Using the NCSC “Pwned” Password List
Using the password list from NCSC that contains 100,000 of the top compromised passwords that have actually been exposed in breaches can be done using a PowerShell script provided by NCSC. The script is freely available for download the here. Using the script, you can feed the PowerShell code any file containing password lists that you want to use to check your environment. So, what I have done is downloaded the “PwnedPasswordsTop100k.txt” file and passed this into the PowerShell script.
Looking at the results file, you can see the results of checking Active Directory against the Top100k.txt file.
The NCSC PowerShell script is a great little tool that allows easily checking your environment using built-in PowerShell tooling and the quick download of the password file.
Using Automated Disallowed Password List Scanning

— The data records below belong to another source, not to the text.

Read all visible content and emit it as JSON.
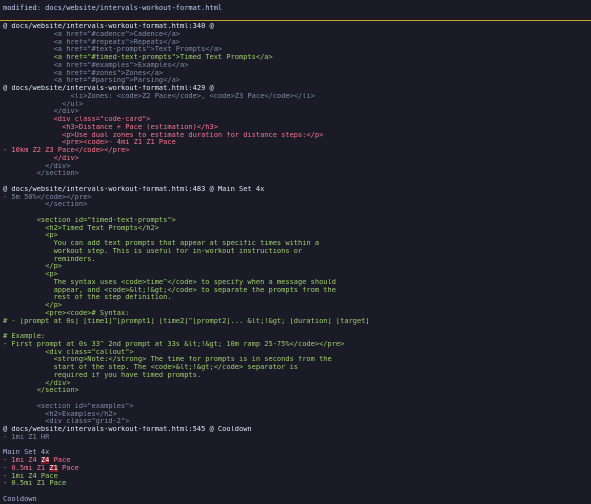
{
  "status": {
    "text": "modified: docs/website/intervals-workout-format.html"
  },
  "lines": [
    {
      "kind": "hunk",
      "text": "@ docs/website/intervals-workout-format.html:340 @"
    },
    {
      "kind": "ctx",
      "text": "            <a href=\"#cadence\">Cadence</a>"
    },
    {
      "kind": "ctx",
      "text": "            <a href=\"#repeats\">Repeats</a>"
    },
    {
      "kind": "ctx",
      "text": "            <a href=\"#text-prompts\">Text Prompts</a>"
    },
    {
      "kind": "add",
      "text": "            <a href=\"#timed-text-prompts\">Timed Text Prompts</a>"
    },
    {
      "kind": "ctx",
      "text": "            <a href=\"#examples\">Examples</a>"
    },
    {
      "kind": "ctx",
      "text": "            <a href=\"#zones\">Zones</a>"
    },
    {
      "kind": "ctx",
      "text": "            <a href=\"#parsing\">Parsing</a>"
    },
    {
      "kind": "hunk",
      "text": "@ docs/website/intervals-workout-format.html:429 @"
    },
    {
      "kind": "ctx",
      "text": "                <li>Zones: <code>Z2 Pace</code>, <code>Z3 Pace</code></li>"
    },
    {
      "kind": "ctx",
      "text": "              </ul>"
    },
    {
      "kind": "ctx",
      "text": "            </div>"
    },
    {
      "kind": "del",
      "text": "            <div class=\"code-card\">"
    },
    {
      "kind": "del",
      "text": "              <h3>Distance + Pace (estimation)</h3>"
    },
    {
      "kind": "del",
      "text": "              <p>Use dual zones to estimate duration for distance steps:</p>"
    },
    {
      "kind": "del",
      "text": "              <pre><code>- 4mi Z1 Z1 Pace"
    },
    {
      "kind": "del",
      "text": "- 10km Z2 Z3 Pace</code></pre>"
    },
    {
      "kind": "del",
      "text": "            </div>"
    },
    {
      "kind": "ctx",
      "text": "          </div>"
    },
    {
      "kind": "ctx",
      "text": "        </section>"
    },
    {
      "kind": "blank",
      "text": ""
    },
    {
      "kind": "hunk",
      "text": "@ docs/website/intervals-workout-format.html:483 @ Main Set 4x"
    },
    {
      "kind": "ctx",
      "text": "- 5m 50%</code></pre>"
    },
    {
      "kind": "ctx",
      "text": "          </section>"
    },
    {
      "kind": "blank",
      "text": ""
    },
    {
      "kind": "add",
      "text": "        <section id=\"timed-text-prompts\">"
    },
    {
      "kind": "add",
      "text": "          <h2>Timed Text Prompts</h2>"
    },
    {
      "kind": "add",
      "text": "          <p>"
    },
    {
      "kind": "add",
      "text": "            You can add text prompts that appear at specific times within a"
    },
    {
      "kind": "add",
      "text": "            workout step. This is useful for in-workout instructions or"
    },
    {
      "kind": "add",
      "text": "            reminders."
    },
    {
      "kind": "add",
      "text": "          </p>"
    },
    {
      "kind": "add",
      "text": "          <p>"
    },
    {
      "kind": "add",
      "text": "            The syntax uses <code>time^</code> to specify when a message should"
    },
    {
      "kind": "add",
      "text": "            appear, and <code>&lt;!&gt;</code> to separate the prompts from the"
    },
    {
      "kind": "add",
      "text": "            rest of the step definition."
    },
    {
      "kind": "add",
      "text": "          </p>"
    },
    {
      "kind": "add",
      "text": "          <pre><code># Syntax:"
    },
    {
      "kind": "add",
      "text": "# - [prompt at 0s] [time1]^[prompt1] [time2]^[prompt2]... &lt;!&gt; [duration] [target]"
    },
    {
      "kind": "blank",
      "text": ""
    },
    {
      "kind": "add",
      "text": "# Example:"
    },
    {
      "kind": "add",
      "text": "- First prompt at 0s 33^ 2nd prompt at 33s &lt;!&gt; 10m ramp 25-75%</code></pre>"
    },
    {
      "kind": "add",
      "text": "          <div class=\"callout\">"
    },
    {
      "kind": "add",
      "text": "            <strong>Note:</strong> The time for prompts is in seconds from the"
    },
    {
      "kind": "add",
      "text": "            start of the step. The <code>&lt;!&gt;</code> separator is"
    },
    {
      "kind": "add",
      "text": "            required if you have timed prompts."
    },
    {
      "kind": "add",
      "text": "          </div>"
    },
    {
      "kind": "add",
      "text": "        </section>"
    },
    {
      "kind": "blank",
      "text": ""
    },
    {
      "kind": "ctx",
      "text": "        <section id=\"examples\">"
    },
    {
      "kind": "ctx",
      "text": "          <h2>Examples</h2>"
    },
    {
      "kind": "ctx",
      "text": "          <div class=\"grid-2\">"
    },
    {
      "kind": "hunk",
      "text": "@ docs/website/intervals-workout-format.html:545 @ Cooldown"
    },
    {
      "kind": "ctx",
      "text": "- 1mi Z1 HR"
    },
    {
      "kind": "blank",
      "text": ""
    },
    {
      "kind": "plain",
      "text": "Main Set 4x"
    },
    {
      "kind": "del",
      "text": "- 1mi Z4 Z4 Pace",
      "mark": "Z4"
    },
    {
      "kind": "del",
      "text": "- 0.5mi Z1 Z1 Pace",
      "mark": "Z1"
    },
    {
      "kind": "add",
      "text": "- 1mi Z4 Pace"
    },
    {
      "kind": "add",
      "text": "- 0.5mi Z1 Pace"
    },
    {
      "kind": "blank",
      "text": ""
    },
    {
      "kind": "plain",
      "text": "Cooldown"
    }
  ]
}
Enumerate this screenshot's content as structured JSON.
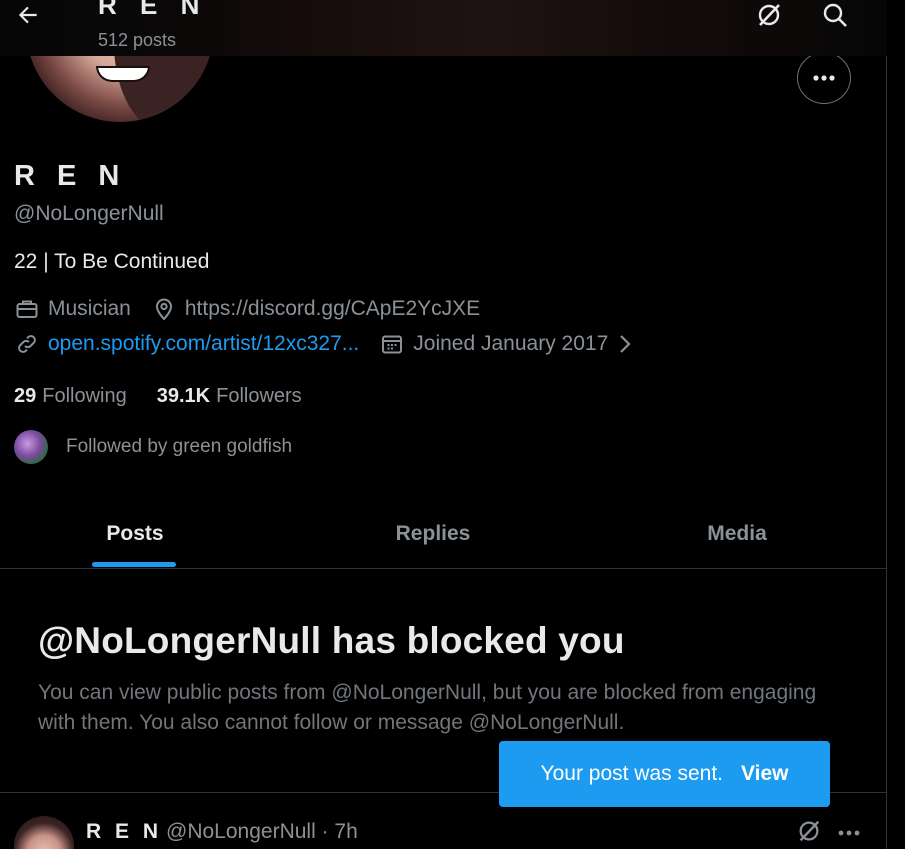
{
  "header": {
    "name": "R E N",
    "post_count": "512 posts"
  },
  "profile": {
    "name": "R E N",
    "handle": "@NoLongerNull",
    "bio": "22 | To Be Continued",
    "category": "Musician",
    "location": "https://discord.gg/CApE2YcJXE",
    "website": "open.spotify.com/artist/12xc327...",
    "joined": "Joined January 2017",
    "following_count": "29",
    "following_label": "Following",
    "followers_count": "39.1K",
    "followers_label": "Followers",
    "followed_by": "Followed by green goldfish"
  },
  "tabs": [
    {
      "label": "Posts",
      "active": true
    },
    {
      "label": "Replies",
      "active": false
    },
    {
      "label": "Media",
      "active": false
    }
  ],
  "blocked": {
    "title": "@NoLongerNull has blocked you",
    "message": "You can view public posts from @NoLongerNull, but you are blocked from engaging with them. You also cannot follow or message @NoLongerNull."
  },
  "post": {
    "name": "R E N",
    "handle_time": "@NoLongerNull · 7h"
  },
  "toast": {
    "message": "Your post was sent.",
    "action": "View"
  },
  "colors": {
    "accent": "#1d9bf0",
    "background": "#000000",
    "muted_text": "#8b9196"
  },
  "icons": [
    "back-arrow-icon",
    "grok-icon",
    "search-icon",
    "more-icon",
    "briefcase-icon",
    "location-pin-icon",
    "link-icon",
    "calendar-icon",
    "chevron-right-icon"
  ]
}
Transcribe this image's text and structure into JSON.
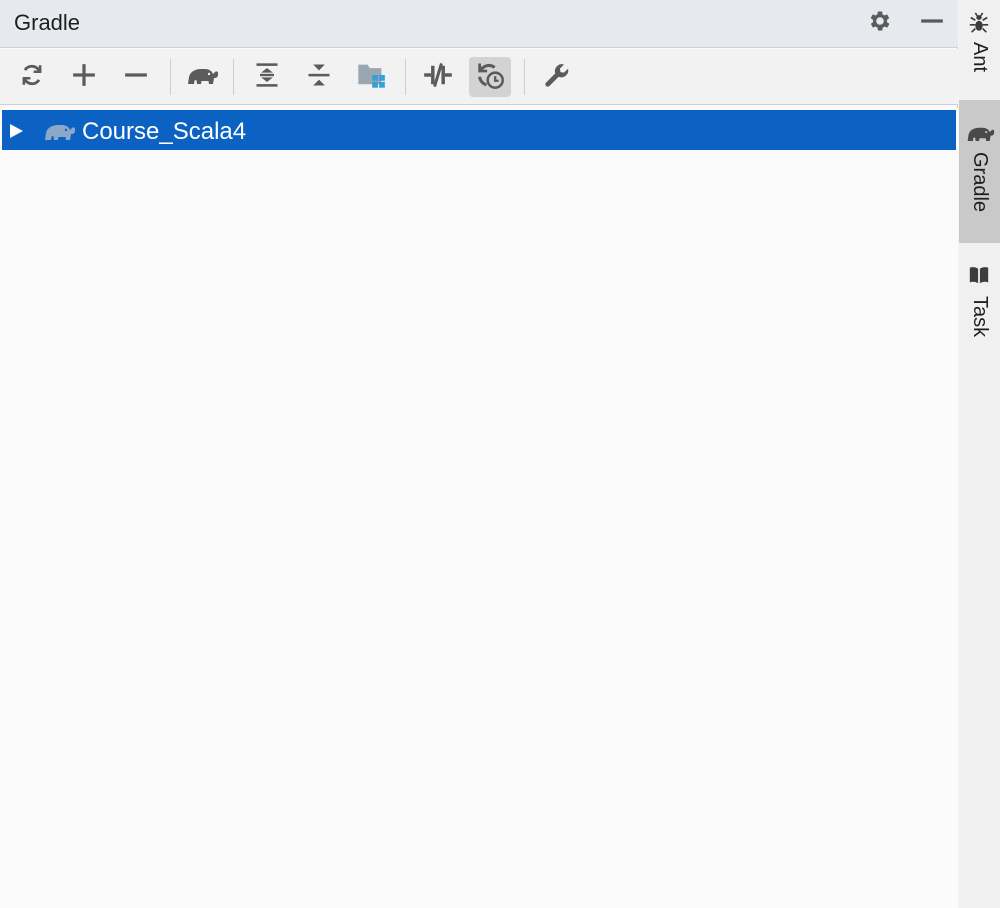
{
  "window": {
    "title": "Gradle"
  },
  "title_actions": [
    {
      "name": "settings",
      "icon": "gear-icon"
    },
    {
      "name": "minimize",
      "icon": "minus-icon"
    }
  ],
  "toolbar": [
    {
      "name": "reload",
      "icon": "refresh-icon"
    },
    {
      "name": "link",
      "icon": "plus-icon"
    },
    {
      "name": "unlink",
      "icon": "minus-icon"
    },
    {
      "name": "execute-task",
      "icon": "elephant-icon"
    },
    {
      "name": "expand-all",
      "icon": "expand-all-icon"
    },
    {
      "name": "collapse-all",
      "icon": "collapse-all-icon"
    },
    {
      "name": "project-structure",
      "icon": "folder-modules-icon"
    },
    {
      "name": "toggle-offline",
      "icon": "offline-icon"
    },
    {
      "name": "auto-reload",
      "icon": "refresh-clock-icon",
      "active": true
    },
    {
      "name": "build-tool-settings",
      "icon": "wrench-icon"
    }
  ],
  "tree": {
    "items": [
      {
        "label": "Course_Scala4",
        "expanded": false,
        "selected": true,
        "icon": "elephant-icon"
      }
    ]
  },
  "side_tabs": [
    {
      "label": "Ant",
      "icon": "ant-icon",
      "active": false
    },
    {
      "label": "Gradle",
      "icon": "elephant-icon",
      "active": true
    },
    {
      "label": "Task",
      "icon": "book-icon",
      "active": false
    }
  ],
  "colors": {
    "selection": "#0b62c2",
    "icon": "#5b5b5b",
    "accent_blue": "#389fd6"
  }
}
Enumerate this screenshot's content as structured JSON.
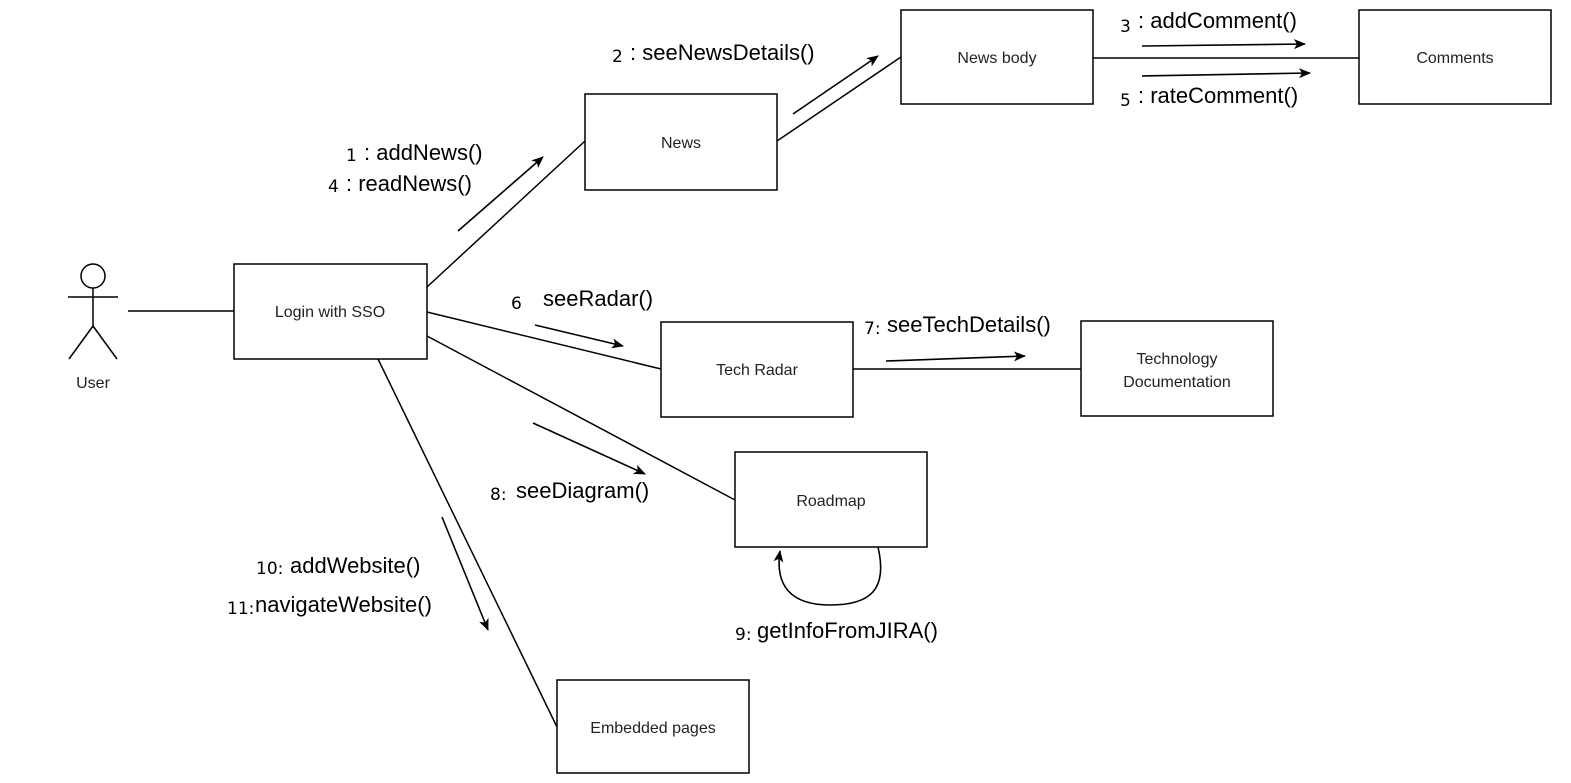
{
  "colors": {
    "stroke": "#000000",
    "background": "#ffffff",
    "box_text": "#222222"
  },
  "actor": {
    "label": "User"
  },
  "objects": {
    "login": "Login with SSO",
    "news": "News",
    "news_body": "News body",
    "comments": "Comments",
    "tech_radar": "Tech Radar",
    "tech_doc_line1": "Technology",
    "tech_doc_line2": "Documentation",
    "roadmap": "Roadmap",
    "embedded": "Embedded pages"
  },
  "messages": {
    "m1": {
      "num": "1",
      "label": ": addNews()"
    },
    "m4": {
      "num": "4",
      "label": ": readNews()"
    },
    "m2": {
      "num": "2",
      "label": ": seeNewsDetails()"
    },
    "m3": {
      "num": "3",
      "label": ": addComment()"
    },
    "m5": {
      "num": "5",
      "label": ": rateComment()"
    },
    "m6": {
      "num": "6",
      "label": "seeRadar()"
    },
    "m7": {
      "num": "7:",
      "label": "seeTechDetails()"
    },
    "m8": {
      "num": "8:",
      "label": "seeDiagram()"
    },
    "m9": {
      "num": "9:",
      "label": "getInfoFromJIRA()"
    },
    "m10": {
      "num": "10:",
      "label": "addWebsite()"
    },
    "m11": {
      "num": "11:",
      "label": "navigateWebsite()"
    }
  }
}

While the PowerShell script produced by the NCSC is a great place to start checking for risky passwords, using more automated and dynamic tooling to check the passwords in your environment is even better. A really powerful tool, freely available to check passwords in your environment, is Specops Password Auditor. This is a free tool that provides access to updated disallowed password lists for scanning your environment that goes beyond functionality offered by the PowerShell script and other tools.
As a case in point, the NCSC Top 100k list did not flag passwords I had assigned to a handful of test accounts. Specops Password Auditor however did flag these accounts for identical passwords as well as breached passwords. Note the checks in the environment, including:
- Blank passwords
- Breached Passwords
- Identical Passwords
- Admin Accounts
- Stale Admin Accounts
- Password Not Required
- Expiring Passwords
- Expired Passwords
- Password Policies
- Password Policy Usage
- Password Policy Compliance
Additionally, Specops allows creating detailed reports that can be sent to management as well as produced for internal audits. Below is an example of a quick report created from the information displayed above. The password risks are broken out between categories and assigned a risk level.
This helps to ensure these are prioritized based on criticality. You also have quick directives given on how to fix the associated risks.
Specops also has another tool called Specops Password Policy which allows IT admins to enforce password policies that prevent users from using passwords that are found in the Specops disallowed password lists. This provides the automated tooling needed to help enforce good password hygiene in your environment.
Weak and re-used passwords introduce tremendous risk in your environment. Attackers often use passwords that have been found in previous breaches as these are commonly used across many different environments. If attackers use password lists, it is a good idea for organizations to use their own password lists containing breached passwords to both identity and prevent their use among end users.
The NCSC has produced a list of passwords that comprise the top 100,000 passwords that are used across many environments and that have been found in previous password breaches. Using this list along with PowerShell, you can scan your environment to identify user accounts using the breached passwords.
Using automated tools like Specops Password Auditor and Specops Password Policy allows both identifying weak and re-used passwords as well as prevent end users from using them when changing and creating new passwords. This helps to prevent cyberattacks that target breached passwords in use in the environment.
Check out Specops Password Policy and how it can help block weak passwords, create compliant password policies, and target password entropy here.